Since you know my name’s not really Gabriel, I might as well tell you the three embarrassing appellations my parents attached to my birth certificate sixteen years ago. I can’t believe they did me such dishonor. Start with Jane. That’s J-A-N-E. As in Plain Jane, which the more poetic schoolyard bullies have called me since kindergarten. Along with Birdbrain Jane, Migraine Jane, and Jane the Pain. All because my parents named me after this prehistoric aunt of Mom’s who they particularly admire.
My middle name’s even worse. Venezuela—like the South American country. Great name for a country. Very lyrical and seductive. But a middle name for a girl? Venezuela? That’s where my parents met. It was nothing terribly romantic if you ask me. My mother was visiting her college roommate, a beautiful but unsuccessful South American poet, and my recently divorced father was on a fishing vacation with his brother, my uncle Grayson. Dad’s cooler of semifrozen baitfish leaked on Mom’s suitcase in the hotel elevator, and she insisted he buy her a new one because of the awful smell and the stains. Who knew they’d end up with a bunch of kids and a dog? When I complain about my name, Dad thinks it’s a real laugh to say, “We could have named you Caracas instead of Jane.” (For the geographically impaired, Caracas is the capital of Venezuela.)
Now (drumroll, please) for my absolutely generic last name: White. Like clouds or snow or cotton. Like flour or sugar or milk. Like boredom.
When I was just over a year old, my parents got frisky. My brother Lysander was born nine and a half months later. He’s named after one of the confused, love-struck youths in Shakespeare’s A Midsummer Night’s Dream (Dad’s a Shakespeare freak). My brother hates his name. Go figure. He tells everyone to call him Zander.
Sixteen months after Zander came my sister, Carmella, whose name evokes visions of bonfires, gypsy music, starlit nights, and silver bangles. Me Jane, Plain Jane—You Carmella. Talk about a prize-winning recipe for some vicious sibling rivalry.

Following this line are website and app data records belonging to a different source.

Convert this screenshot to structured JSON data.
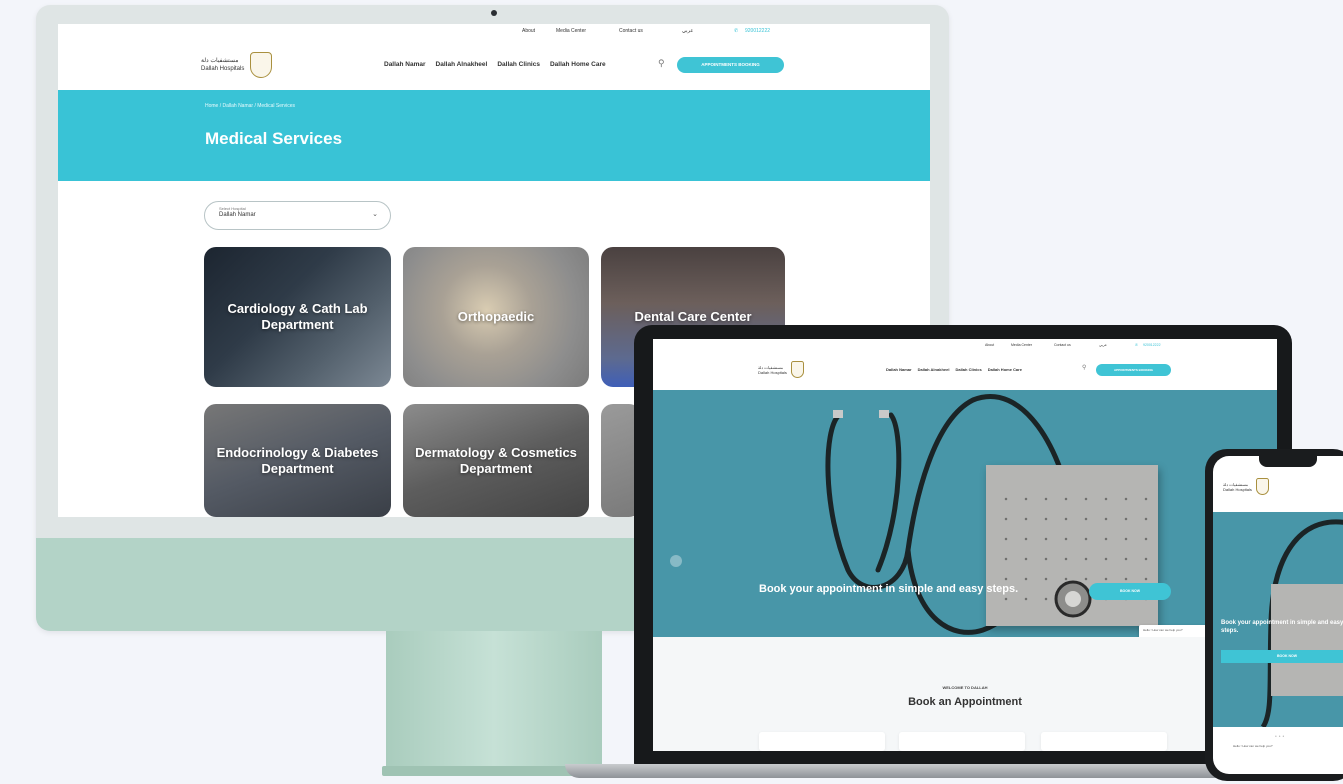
{
  "brand": {
    "name_arabic": "مستشفيات دلة",
    "name_english": "Dallah Hospitals"
  },
  "topbar": {
    "links": [
      "About",
      "Media Center",
      "Contact us",
      "عربي"
    ],
    "phone": "920012222"
  },
  "nav": {
    "items": [
      "Dallah Namar",
      "Dallah Alnakheel",
      "Dallah Clinics",
      "Dallah Home Care"
    ],
    "appointment_button": "APPOINTMENTS BOOKING"
  },
  "desktop_page": {
    "breadcrumb": "Home  /  Dallah Namar  /  Medical Services",
    "title": "Medical Services",
    "hospital_select": {
      "label": "Select Hospital",
      "value": "Dallah Namar"
    },
    "departments": [
      "Cardiology & Cath Lab Department",
      "Orthopaedic",
      "Dental Care Center",
      "Endocrinology & Diabetes Department",
      "Dermatology & Cosmetics Department",
      ""
    ]
  },
  "laptop_page": {
    "hero_text": "Book your appointment in simple and easy steps.",
    "hero_button": "BOOK NOW",
    "toast_text": "Hello ! How can we help you?",
    "welcome": "WELCOME TO DALLAH",
    "section_title": "Book an Appointment"
  },
  "phone_page": {
    "hero_text": "Book your appointment in simple and easy steps.",
    "hero_button": "BOOK NOW",
    "toast_text": "Hello ! How can we help you?"
  },
  "colors": {
    "accent": "#39c3d6",
    "hero": "#4896a8",
    "imac_chin": "#b3d3c7"
  },
  "icons": [
    "search-icon",
    "phone-icon",
    "chevron-down-icon",
    "arrow-left-icon",
    "shield-logo-icon"
  ]
}
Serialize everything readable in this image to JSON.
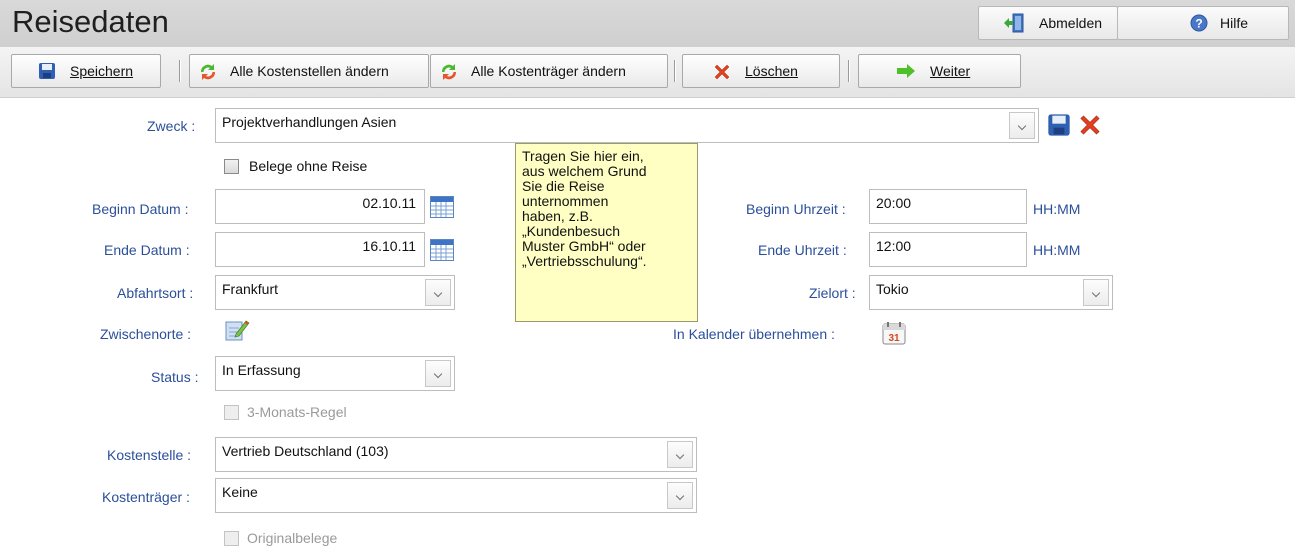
{
  "header": {
    "title": "Reisedaten",
    "logout_label": "Abmelden",
    "help_label": "Hilfe"
  },
  "toolbar": {
    "save_label": "Speichern",
    "change_cost_centers_label": "Alle Kostenstellen ändern",
    "change_cost_units_label": "Alle Kostenträger ändern",
    "delete_label": "Löschen",
    "next_label": "Weiter"
  },
  "form": {
    "purpose": {
      "label": "Zweck :",
      "value": "Projektverhandlungen Asien"
    },
    "receipts_without_trip": {
      "label": "Belege ohne Reise",
      "checked": false
    },
    "start_date": {
      "label": "Beginn Datum :",
      "value": "02.10.11"
    },
    "end_date": {
      "label": "Ende Datum :",
      "value": "16.10.11"
    },
    "start_time": {
      "label": "Beginn Uhrzeit :",
      "value": "20:00",
      "unit": "HH:MM"
    },
    "end_time": {
      "label": "Ende Uhrzeit :",
      "value": "12:00",
      "unit": "HH:MM"
    },
    "departure": {
      "label": "Abfahrtsort :",
      "value": "Frankfurt"
    },
    "destination": {
      "label": "Zielort :",
      "value": "Tokio"
    },
    "stopovers": {
      "label": "Zwischenorte :"
    },
    "calendar": {
      "label": "In Kalender übernehmen :"
    },
    "status": {
      "label": "Status :",
      "value": "In Erfassung"
    },
    "three_month_rule": {
      "label": "3-Monats-Regel",
      "checked": false,
      "disabled": true
    },
    "cost_center": {
      "label": "Kostenstelle :",
      "value": "Vertrieb Deutschland (103)"
    },
    "cost_unit": {
      "label": "Kostenträger :",
      "value": "Keine"
    },
    "original_receipts": {
      "label": "Originalbelege",
      "checked": false,
      "disabled": true
    }
  },
  "tooltip": {
    "lines": [
      "Tragen Sie hier ein,",
      "aus welchem Grund",
      "Sie die Reise",
      "unternommen",
      "haben, z.B.",
      "„Kundenbesuch",
      "Muster GmbH“ oder",
      "„Vertriebsschulung“."
    ]
  },
  "icons": {
    "logout": "exit-door-icon",
    "help": "help-question-icon",
    "save": "floppy-disk-icon",
    "change": "refresh-arrows-icon",
    "delete": "red-x-icon",
    "next": "green-arrow-right-icon",
    "calendar_picker": "calendar-grid-icon",
    "stopovers_edit": "notepad-pencil-icon",
    "calendar_transfer": "calendar-31-icon"
  },
  "colors": {
    "label_blue": "#2b4f9a",
    "tooltip_bg": "#ffffc4",
    "delete_red": "#e0401f",
    "next_green": "#4fbf2a"
  }
}
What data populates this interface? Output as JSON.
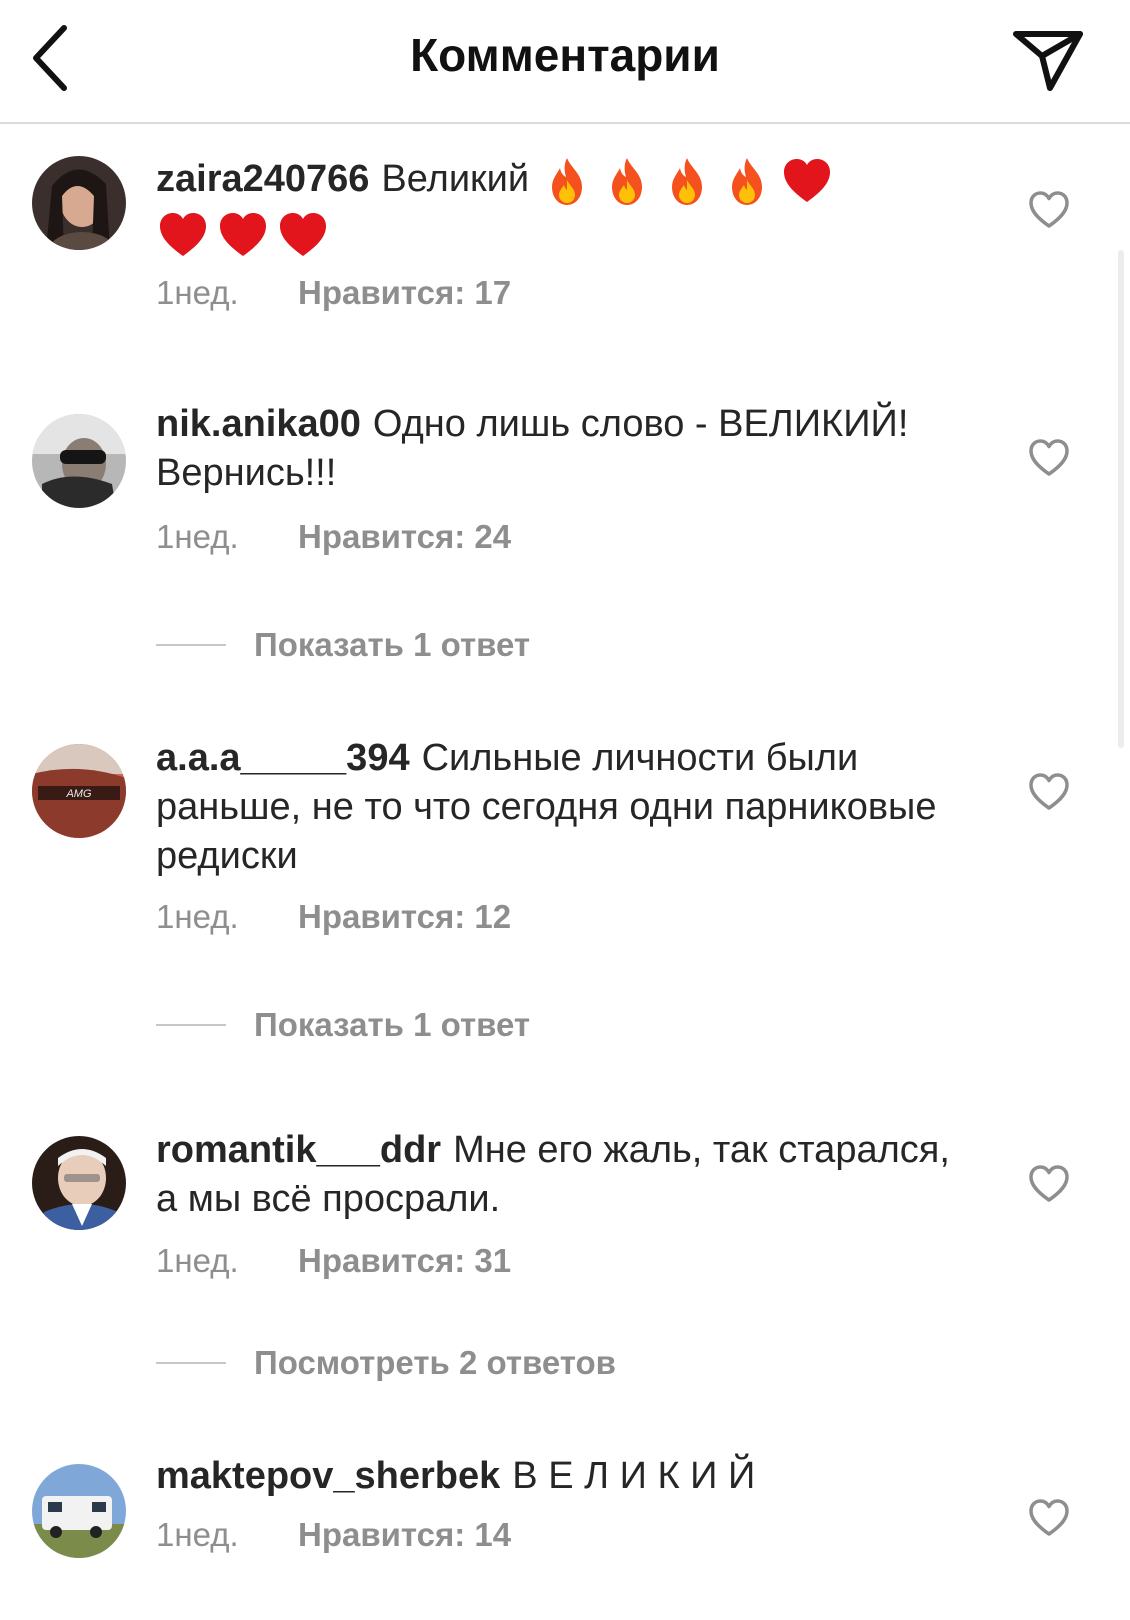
{
  "header": {
    "title": "Комментарии",
    "back_icon": "chevron-left-icon",
    "send_icon": "paper-plane-icon"
  },
  "comments": [
    {
      "username": "zaira240766",
      "text": "Великий",
      "emoji": [
        "fire",
        "fire",
        "fire",
        "fire",
        "heart",
        "heart",
        "heart",
        "heart"
      ],
      "time": "1нед.",
      "likes": "Нравится: 17",
      "avatar_colors": [
        "#3a2f2c",
        "#d6a990"
      ]
    },
    {
      "username": "nik.anika00",
      "text": "Одно лишь слово - ВЕЛИКИЙ! Вернись!!!",
      "time": "1нед.",
      "likes": "Нравится: 24",
      "replies": "Показать 1 ответ",
      "avatar_colors": [
        "#9a9a9a",
        "#2b2b2b"
      ]
    },
    {
      "username": "a.a.a_____394",
      "text": "Сильные личности были раньше, не то что сегодня одни парниковые редиски",
      "time": "1нед.",
      "likes": "Нравится: 12",
      "replies": "Показать 1 ответ",
      "avatar_colors": [
        "#8b3a2c",
        "#c86b4f"
      ],
      "avatar_text": "AMG"
    },
    {
      "username": "romantik___ddr",
      "text": "Мне его жаль, так старался, а мы всё просрали.",
      "time": "1нед.",
      "likes": "Нравится: 31",
      "replies": "Посмотреть 2 ответов",
      "avatar_colors": [
        "#2a1d18",
        "#e8cdbb"
      ]
    },
    {
      "username": "maktepov_sherbek",
      "text": "В Е Л И К И Й",
      "time": "1нед.",
      "likes": "Нравится: 14",
      "avatar_colors": [
        "#7fa8d8",
        "#d9d3c4"
      ]
    }
  ]
}
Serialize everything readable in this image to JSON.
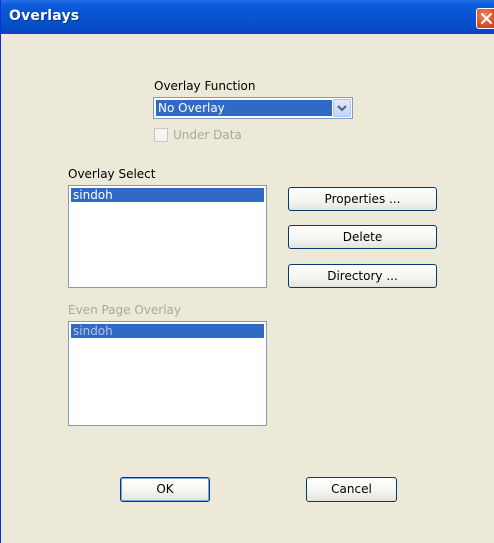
{
  "window": {
    "title": "Overlays"
  },
  "overlay_function": {
    "label": "Overlay Function",
    "selected": "No Overlay",
    "under_data_label": "Under Data"
  },
  "overlay_select": {
    "label": "Overlay Select",
    "items": [
      "sindoh"
    ]
  },
  "even_page_overlay": {
    "label": "Even Page Overlay",
    "items": [
      "sindoh"
    ]
  },
  "buttons": {
    "properties": "Properties ...",
    "delete": "Delete",
    "directory": "Directory ...",
    "ok": "OK",
    "cancel": "Cancel"
  },
  "icons": {
    "close": "close-icon",
    "dropdown": "chevron-down-icon"
  },
  "colors": {
    "titlebar": "#0A55D3",
    "selection": "#316AC5",
    "dialog_bg": "#ECE9D8",
    "close_button": "#D9542A"
  }
}
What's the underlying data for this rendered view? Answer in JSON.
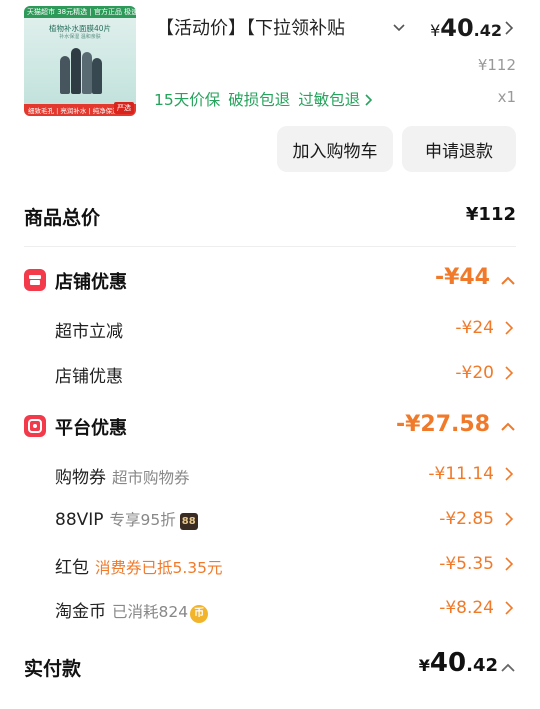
{
  "product": {
    "thumb": {
      "top_text": "天猫超市 38元精选 | 官方正品 极速送达",
      "title": "植物补水面膜40片",
      "subtitle": "补水保湿 温和亲肤",
      "bottom_text": "细致毛孔 | 亮润补水 | 纯净保湿",
      "badge": "严选"
    },
    "title": "【活动价】【下拉领补贴",
    "price_currency": "¥",
    "price_int": "40",
    "price_dec": ".42",
    "original_price": "¥112",
    "quantity": "x1",
    "guarantees": [
      "15天价保",
      "破损包退",
      "过敏包退"
    ],
    "buttons": {
      "cart": "加入购物车",
      "refund": "申请退款"
    }
  },
  "summary": {
    "total_label": "商品总价",
    "total_value": "¥112",
    "store": {
      "label": "店铺优惠",
      "value": "-¥44",
      "items": [
        {
          "label": "超市立减",
          "value": "-¥24"
        },
        {
          "label": "店铺优惠",
          "value": "-¥20"
        }
      ]
    },
    "platform": {
      "label": "平台优惠",
      "value": "-¥27.58",
      "items": [
        {
          "label": "购物券",
          "sub": "超市购物券",
          "value": "-¥11.14"
        },
        {
          "label": "88VIP",
          "sub": "专享95折",
          "badge": "88",
          "value": "-¥2.85"
        },
        {
          "label": "红包",
          "sub": "消费券已抵5.35元",
          "value": "-¥5.35"
        },
        {
          "label": "淘金币",
          "sub": "已消耗824",
          "badge": "币",
          "value": "-¥8.24"
        }
      ]
    },
    "pay": {
      "label": "实付款",
      "currency": "¥",
      "int": "40",
      "dec": ".42"
    }
  },
  "colors": {
    "accent_orange": "#f07a2a",
    "green": "#26a35c",
    "red_icon": "#f23a4b"
  },
  "icons": [
    "chevron-down-icon",
    "chevron-right-icon",
    "chevron-up-icon",
    "store-icon",
    "platform-icon",
    "vip-badge-icon",
    "coin-icon"
  ]
}
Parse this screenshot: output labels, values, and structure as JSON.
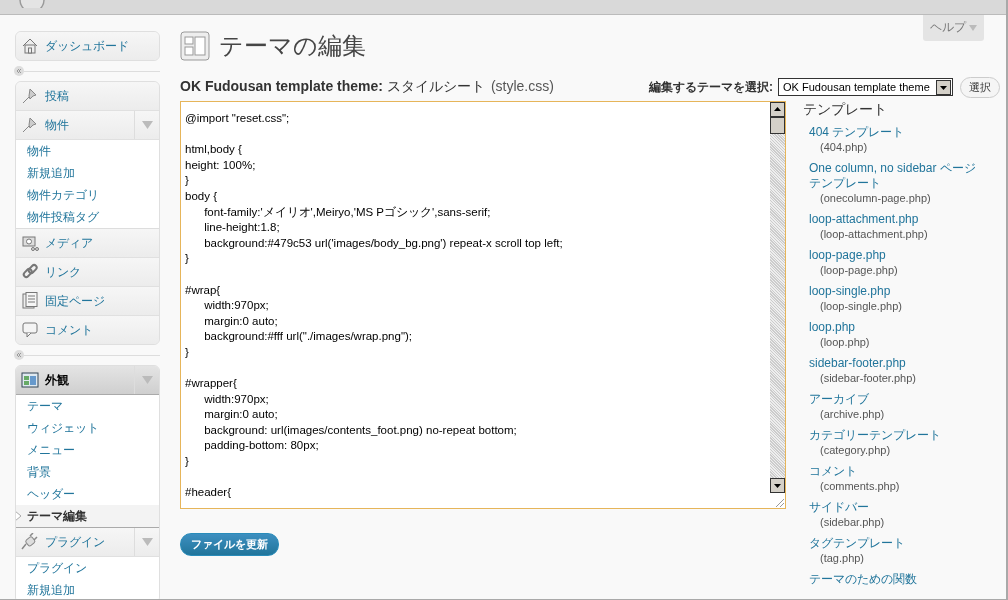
{
  "help_tab": {
    "label": "ヘルプ"
  },
  "menu_groups": [
    [
      {
        "label": "ダッシュボード",
        "expanded": false,
        "current": false
      }
    ],
    [
      {
        "label": "投稿",
        "expanded": false,
        "current": false
      },
      {
        "label": "物件",
        "expanded": true,
        "current": false,
        "children": [
          {
            "label": "物件",
            "selected": false
          },
          {
            "label": "新規追加",
            "selected": false
          },
          {
            "label": "物件カテゴリ",
            "selected": false
          },
          {
            "label": "物件投稿タグ",
            "selected": false
          }
        ]
      },
      {
        "label": "メディア",
        "expanded": false,
        "current": false
      },
      {
        "label": "リンク",
        "expanded": false,
        "current": false
      },
      {
        "label": "固定ページ",
        "expanded": false,
        "current": false
      },
      {
        "label": "コメント",
        "expanded": false,
        "current": false
      }
    ],
    [
      {
        "label": "外観",
        "expanded": true,
        "current": true,
        "children": [
          {
            "label": "テーマ",
            "selected": false
          },
          {
            "label": "ウィジェット",
            "selected": false
          },
          {
            "label": "メニュー",
            "selected": false
          },
          {
            "label": "背景",
            "selected": false
          },
          {
            "label": "ヘッダー",
            "selected": false
          },
          {
            "label": "テーマ編集",
            "selected": true
          }
        ]
      },
      {
        "label": "プラグイン",
        "expanded": true,
        "current": false,
        "children": [
          {
            "label": "プラグイン",
            "selected": false
          },
          {
            "label": "新規追加",
            "selected": false
          }
        ]
      }
    ]
  ],
  "page_title": "テーマの編集",
  "file_heading": "**OK Fudousan template theme:** スタイルシート",
  "file_name": "(style.css)",
  "theme_select": {
    "label": "編集するテーマを選択:",
    "value": "OK Fudousan template theme",
    "button": "選択"
  },
  "code_lines": [
    {
      "text": "@import \"reset.css\";",
      "gap_before": false
    },
    {
      "text": "html,body {",
      "gap_before": true
    },
    {
      "text": "height: 100%;",
      "gap_before": false
    },
    {
      "text": "}",
      "gap_before": false
    },
    {
      "text": "body {",
      "gap_before": false
    },
    {
      "text": "\tfont-family:'メイリオ',Meiryo,'MS Pゴシック',sans-serif;",
      "gap_before": false
    },
    {
      "text": "\tline-height:1.8;",
      "gap_before": false
    },
    {
      "text": "\tbackground:#479c53 url('images/body_bg.png') repeat-x scroll top left;",
      "gap_before": false
    },
    {
      "text": "}",
      "gap_before": false
    },
    {
      "text": "#wrap{",
      "gap_before": true
    },
    {
      "text": "\twidth:970px;",
      "gap_before": false
    },
    {
      "text": "\tmargin:0 auto;",
      "gap_before": false
    },
    {
      "text": "\tbackground:#fff url(\"./images/wrap.png\");",
      "gap_before": false
    },
    {
      "text": "}",
      "gap_before": false
    },
    {
      "text": "#wrapper{",
      "gap_before": true
    },
    {
      "text": "\twidth:970px;",
      "gap_before": false
    },
    {
      "text": "\tmargin:0 auto;",
      "gap_before": false
    },
    {
      "text": "\tbackground: url(images/contents_foot.png) no-repeat bottom;",
      "gap_before": false
    },
    {
      "text": "\tpadding-bottom: 80px;",
      "gap_before": false
    },
    {
      "text": "}",
      "gap_before": false
    },
    {
      "text": "#header{",
      "gap_before": true
    }
  ],
  "update_button": "ファイルを更新",
  "templates": {
    "heading": "テンプレート",
    "items": [
      {
        "name": "404 テンプレート",
        "file": "(404.php)"
      },
      {
        "name": "One column, no sidebar ページテンプレート",
        "file": "(onecolumn-page.php)"
      },
      {
        "name": "loop-attachment.php",
        "file": "(loop-attachment.php)"
      },
      {
        "name": "loop-page.php",
        "file": "(loop-page.php)"
      },
      {
        "name": "loop-single.php",
        "file": "(loop-single.php)"
      },
      {
        "name": "loop.php",
        "file": "(loop.php)"
      },
      {
        "name": "sidebar-footer.php",
        "file": "(sidebar-footer.php)"
      },
      {
        "name": "アーカイブ",
        "file": "(archive.php)"
      },
      {
        "name": "カテゴリーテンプレート",
        "file": "(category.php)"
      },
      {
        "name": "コメント",
        "file": "(comments.php)"
      },
      {
        "name": "サイドバー",
        "file": "(sidebar.php)"
      },
      {
        "name": "タグテンプレート",
        "file": "(tag.php)"
      },
      {
        "name": "テーマのための関数"
      }
    ]
  }
}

Shakespeare might have his “What’s in a name?” thing, but he wasn’t dubbed Jane Venezuela White. Why would you ever allow anyone to go through life being addressed so blandly? And you claim to love me.
A rose by any other name, Gabriel
My half brother, Luke, who’s five years older than me, sat by my side on the sofa playing a video game. He’s the offspring of Dad’s youthful marriage to his high-school sweetheart, Sandy. “Gotcha,” Luke said as his character zapped mine. The screen lit up in neon blue flashes as my player sizzled and lost a dose of power.
“Bully,” I snarled.
He laughed. “No crybabies allowed.”
“I’m no crybaby,” I protested. Crybaby was the ultimate insult someone could hurl at an ornery seven- year-old.
“Pay attention, loser!” He detonated his weapon and my character strobed once again.
I pushed a pulsating radioactive boulder over him. “Take that!”
His character fizzled out in a puff of purple smoke. “Yikes!” he exclaimed, laughing.
“I like it when you come over,” I said. Luke spent Wednesdays and alternate weekends with us. And sometimes he came for unscheduled visits. This was one of those. He’d ridden his bike to our house after school.